A Major Production Company responsible for hits such as Four Weddings and a Funeral and Atonement has been reported as underpaying extras. Extras have complained they are being hired below agreed industry minimum rates to appear in Anna Karenina a movie starring Keira Knightley. The news prompted BECTU to call on producers’ body PACT to police its members and ensure they are operating according to terms agreed by both bodies.


They are being paid £100 for a 12-hour day to work on the big-screen adaptation of Anna Karenina – with the British actress in the title role.  This falls short of the minimum agreed rate under the terms of BECTU’s Film Artistes Association agreement with producers’ body PACT, of which Working Title is a member. The rate is well below the minimum fee agreed under the terms of a Film Artistes Association (FAA) agreement between BECTU, the entertainment union, and Pact, the Producers Alliance for Cinema and Television.


The agreement requires any extra working on a PACT film to be paid £83.72 for a nine-hour day, with overtime paid at £7.84 an hour. Under the agreement, Karenina extras should be paid a minimum of £130.76 for a 12-hour day, with expenses for travel, the union claims. Paul Kirby, chairman of the FAA, told The Stage that he was "very disappointed" with the rate offered by Pact member Working Title. “It’s this old thing of anyone can do that [be an extra]. And anyone can, but to do it well is a different thing.

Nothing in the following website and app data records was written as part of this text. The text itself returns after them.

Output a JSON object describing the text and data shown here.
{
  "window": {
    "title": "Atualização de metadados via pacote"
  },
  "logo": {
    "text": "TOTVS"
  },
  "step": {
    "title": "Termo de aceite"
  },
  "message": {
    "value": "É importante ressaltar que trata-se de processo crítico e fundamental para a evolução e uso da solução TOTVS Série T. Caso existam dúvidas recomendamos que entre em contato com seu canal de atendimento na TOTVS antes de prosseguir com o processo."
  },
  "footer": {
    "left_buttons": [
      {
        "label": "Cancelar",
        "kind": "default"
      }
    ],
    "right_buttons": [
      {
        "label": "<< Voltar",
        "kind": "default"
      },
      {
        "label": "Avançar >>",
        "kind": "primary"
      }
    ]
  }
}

On this film the extras’ fees – even at the correct rate – would not be more than 1% of the entire budget,” he said.


Kirby added it is the responsibility of PACT to ensure its members are operating according to industry agreements. The minimum Equity rate for a nine-hour day is £65, with overtime paid after that at time-and-a-half. BECTU called on Shed Productions, the independent company behind shows such as Bad Girls and Footballers’ Wives, to be expelled from PACT, after extras on Bad Girls were hired by a firm which was not using the minimum pay contracts agreed by the FAA and PACT.


Shed Productions is partly owned by Warner Brothers.